3D printing allows objects to be created by depositing one layer at a time, based on a digital model made using computer-aided design (CAD). But there’s a problem: the plastics commonly used as printing materials are made using non-renewable, non bio-compatible materials that are challenging to recycle using existing processes. What’s more, some of these plastics need to be processed to make them suitable for 3D printing. The plasticizers and other chemicals used in this process can contain allergenic compounds or generate harmful emissions during use, which means 3D printers need to be placed in well-ventilated areas to ensure safety.
An eco-friendly alternative
Wood-based cellulosic 3D-printing materials offer a renewable bio-based alternative to plastics that greatly reduces the environmental burden of the technology – enabling the creation of new products and markets that can contribute to a sustainable on-demand society. Although native cellulose is not a thermoplastic material, it can be chemically modified so that it can be processed in the same way as regular oil-based plastics. Cellulose is not only non-allergenic, but it also tolerates high temperatures and is an excellent electrical insulator. It’s also lightweight and can be processed into multiple forms – filament, powder, or paste – increasing the types, flexibility, and complexity of end products that can be printed.
Another advantage of native cellulose is its biocompatibility, which makes it suitable for medical applications – for example, incorporating slow-release therapeutic drugs into a 3D-printed cellulose-based implant, or creating a scaffolding for printing tissue. Orthopaedics and prosthetics can also be customized and printed to fit each individual patient perfectly.
Given the benefits, it is not surprising that cellulose-based printing materials are already being used to replace plastics and other materials in 3D printing. Bio-based 3D printing will not only help reduce waste, but it will lead to entirely new products and applications in everything from wearable tech to medicine to housing. Now is the ideal time for companies to start researching this eco-friendly technology in order to help create a sustainable on-demand economy.

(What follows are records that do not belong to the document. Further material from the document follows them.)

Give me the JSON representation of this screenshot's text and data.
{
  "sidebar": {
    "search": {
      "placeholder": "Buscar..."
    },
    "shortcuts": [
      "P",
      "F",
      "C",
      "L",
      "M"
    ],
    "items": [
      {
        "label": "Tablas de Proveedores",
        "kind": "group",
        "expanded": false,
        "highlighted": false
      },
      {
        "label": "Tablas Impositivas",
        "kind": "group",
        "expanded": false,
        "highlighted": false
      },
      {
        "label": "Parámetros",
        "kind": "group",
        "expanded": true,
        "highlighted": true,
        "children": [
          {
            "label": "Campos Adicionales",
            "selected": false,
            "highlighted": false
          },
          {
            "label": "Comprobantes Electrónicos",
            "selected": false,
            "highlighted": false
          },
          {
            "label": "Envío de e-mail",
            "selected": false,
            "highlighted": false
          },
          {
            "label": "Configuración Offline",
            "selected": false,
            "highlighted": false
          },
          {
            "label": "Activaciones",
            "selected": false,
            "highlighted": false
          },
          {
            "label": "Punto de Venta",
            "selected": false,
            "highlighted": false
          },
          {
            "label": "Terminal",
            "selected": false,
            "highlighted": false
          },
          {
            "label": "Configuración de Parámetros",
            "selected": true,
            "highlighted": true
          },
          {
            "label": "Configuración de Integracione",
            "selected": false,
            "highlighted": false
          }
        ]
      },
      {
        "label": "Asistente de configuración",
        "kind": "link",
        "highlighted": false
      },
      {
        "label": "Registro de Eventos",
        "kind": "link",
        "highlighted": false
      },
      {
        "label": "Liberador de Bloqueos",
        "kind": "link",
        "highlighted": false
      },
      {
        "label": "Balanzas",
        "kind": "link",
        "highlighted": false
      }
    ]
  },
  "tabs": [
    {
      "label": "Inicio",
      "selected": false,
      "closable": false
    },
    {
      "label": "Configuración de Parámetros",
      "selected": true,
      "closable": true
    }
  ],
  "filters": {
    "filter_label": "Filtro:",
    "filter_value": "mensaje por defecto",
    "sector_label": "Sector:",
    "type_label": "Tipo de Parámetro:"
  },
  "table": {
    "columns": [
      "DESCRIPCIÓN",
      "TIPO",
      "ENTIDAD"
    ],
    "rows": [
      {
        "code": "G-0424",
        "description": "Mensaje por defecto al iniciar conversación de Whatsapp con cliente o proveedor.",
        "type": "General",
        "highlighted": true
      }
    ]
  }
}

Learn more about our thoughts on bio-based 3D printing >
Join our upcoming webinar 7th Jun: 3D printing of cellulosic materials: